In conclusion, this study provides the first evidence of an association between implementation of a 100% smoke-free law and ACS hospital admissions in a developing country. It also clearly shows that partial smoke-free laws are not effective in reducing admissions. These results reinforce the strong message supporting 100% smoke-free environments, without exception, as the only way to completely protect people from SHS exposure. Provincial efforts in Argentina should be supported by the ratification of the FCTC and passing a strong national law consistent with the treaty. If nationwide cost-effective tobacco control measures are not implemented soon, the tobacco epidemic will continue to grow.
What this paper adds
This study provides evidence of benefit of 100% smoke free laws in developing countries that was still lacking. Moreover, it also adds data on comparative effectiveness on clinical outcomes between partial restriction laws and 100% smoke free laws.
Competing interests None.

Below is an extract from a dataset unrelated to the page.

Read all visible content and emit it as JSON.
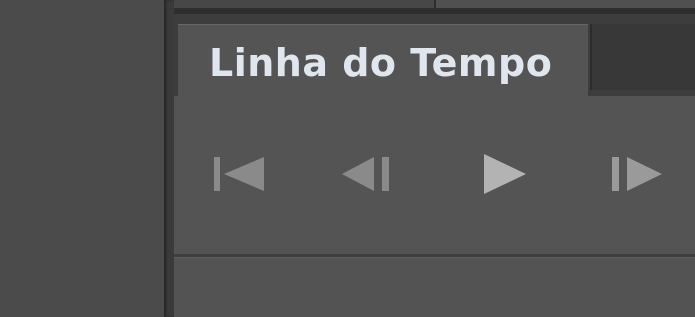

Provenance and peer review Not commissioned; externally peer reviewed.